**What the exercise asks**
Word for word, repeat each entry that follows.

(Data excerpts)
++++++

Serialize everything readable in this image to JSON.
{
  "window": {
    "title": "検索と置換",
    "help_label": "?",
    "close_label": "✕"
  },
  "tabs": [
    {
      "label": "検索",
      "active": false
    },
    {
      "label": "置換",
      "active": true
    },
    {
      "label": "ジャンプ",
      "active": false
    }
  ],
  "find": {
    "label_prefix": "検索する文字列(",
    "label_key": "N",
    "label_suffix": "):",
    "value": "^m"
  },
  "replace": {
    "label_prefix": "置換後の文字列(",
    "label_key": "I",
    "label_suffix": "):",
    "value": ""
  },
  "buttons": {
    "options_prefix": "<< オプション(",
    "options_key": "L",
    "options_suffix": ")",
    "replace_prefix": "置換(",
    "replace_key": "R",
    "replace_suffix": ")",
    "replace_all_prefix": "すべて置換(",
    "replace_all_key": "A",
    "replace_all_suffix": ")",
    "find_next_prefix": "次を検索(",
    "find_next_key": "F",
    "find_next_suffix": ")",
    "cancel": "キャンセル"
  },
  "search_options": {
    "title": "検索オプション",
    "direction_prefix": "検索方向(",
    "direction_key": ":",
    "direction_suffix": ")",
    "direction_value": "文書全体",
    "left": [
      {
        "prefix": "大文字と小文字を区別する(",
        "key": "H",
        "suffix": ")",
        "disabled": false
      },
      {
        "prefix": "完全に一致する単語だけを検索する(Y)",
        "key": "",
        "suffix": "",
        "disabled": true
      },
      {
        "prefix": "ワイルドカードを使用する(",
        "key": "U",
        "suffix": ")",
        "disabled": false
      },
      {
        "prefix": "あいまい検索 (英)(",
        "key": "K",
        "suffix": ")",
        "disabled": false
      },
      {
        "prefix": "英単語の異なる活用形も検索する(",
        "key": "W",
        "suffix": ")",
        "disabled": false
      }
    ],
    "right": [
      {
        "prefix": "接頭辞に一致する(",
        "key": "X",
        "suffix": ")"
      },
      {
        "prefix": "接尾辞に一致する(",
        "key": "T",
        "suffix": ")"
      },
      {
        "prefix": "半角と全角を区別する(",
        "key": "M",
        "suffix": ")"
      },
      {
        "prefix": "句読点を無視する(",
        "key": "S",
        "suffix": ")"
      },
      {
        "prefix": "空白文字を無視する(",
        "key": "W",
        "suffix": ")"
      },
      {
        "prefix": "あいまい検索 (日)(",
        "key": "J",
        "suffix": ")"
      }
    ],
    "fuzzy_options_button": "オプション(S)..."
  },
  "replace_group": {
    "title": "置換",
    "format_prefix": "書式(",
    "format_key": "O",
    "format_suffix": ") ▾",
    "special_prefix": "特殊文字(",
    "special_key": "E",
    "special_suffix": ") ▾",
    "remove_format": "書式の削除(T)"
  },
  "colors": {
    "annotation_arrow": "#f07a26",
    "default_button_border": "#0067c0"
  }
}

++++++

**Answer to the exercise**
Serialize everything readable in this image to JSON.
{
  "window": {
    "title": "検索と置換",
    "help_label": "?",
    "close_label": "✕"
  },
  "tabs": [
    {
      "label": "検索",
      "active": false
    },
    {
      "label": "置換",
      "active": true
    },
    {
      "label": "ジャンプ",
      "active": false
    }
  ],
  "find": {
    "label_prefix": "検索する文字列(",
    "label_key": "N",
    "label_suffix": "):",
    "value": "^m"
  },
  "replace": {
    "label_prefix": "置換後の文字列(",
    "label_key": "I",
    "label_suffix": "):",
    "value": ""
  },
  "buttons": {
    "options_prefix": "<< オプション(",
    "options_key": "L",
    "options_suffix": ")",
    "replace_prefix": "置換(",
    "replace_key": "R",
    "replace_suffix": ")",
    "replace_all_prefix": "すべて置換(",
    "replace_all_key": "A",
    "replace_all_suffix": ")",
    "find_next_prefix": "次を検索(",
    "find_next_key": "F",
    "find_next_suffix": ")",
    "cancel": "キャンセル"
  },
  "search_options": {
    "title": "検索オプション",
    "direction_prefix": "検索方向(",
    "direction_key": ":",
    "direction_suffix": ")",
    "direction_value": "文書全体",
    "left": [
      {
        "prefix": "大文字と小文字を区別する(",
        "key": "H",
        "suffix": ")",
        "disabled": false
      },
      {
        "prefix": "完全に一致する単語だけを検索する(Y)",
        "key": "",
        "suffix": "",
        "disabled": true
      },
      {
        "prefix": "ワイルドカードを使用する(",
        "key": "U",
        "suffix": ")",
        "disabled": false
      },
      {
        "prefix": "あいまい検索 (英)(",
        "key": "K",
        "suffix": ")",
        "disabled": false
      },
      {
        "prefix": "英単語の異なる活用形も検索する(",
        "key": "W",
        "suffix": ")",
        "disabled": false
      }
    ],
    "right": [
      {
        "prefix": "接頭辞に一致する(",
        "key": "X",
        "suffix": ")"
      },
      {
        "prefix": "接尾辞に一致する(",
        "key": "T",
        "suffix": ")"
      },
      {
        "prefix": "半角と全角を区別する(",
        "key": "M",
        "suffix": ")"
      },
      {
        "prefix": "句読点を無視する(",
        "key": "S",
        "suffix": ")"
      },
      {
        "prefix": "空白文字を無視する(",
        "key": "W",
        "suffix": ")"
      },
      {
        "prefix": "あいまい検索 (日)(",
        "key": "J",
        "suffix": ")"
      }
    ],
    "fuzzy_options_button": "オプション(S)..."
  },
  "replace_group": {
    "title": "置換",
    "format_prefix": "書式(",
    "format_key": "O",
    "format_suffix": ") ▾",
    "special_prefix": "特殊文字(",
    "special_key": "E",
    "special_suffix": ") ▾",
    "remove_format": "書式の削除(T)"
  },
  "colors": {
    "annotation_arrow": "#f07a26",
    "default_button_border": "#0067c0"
  }
}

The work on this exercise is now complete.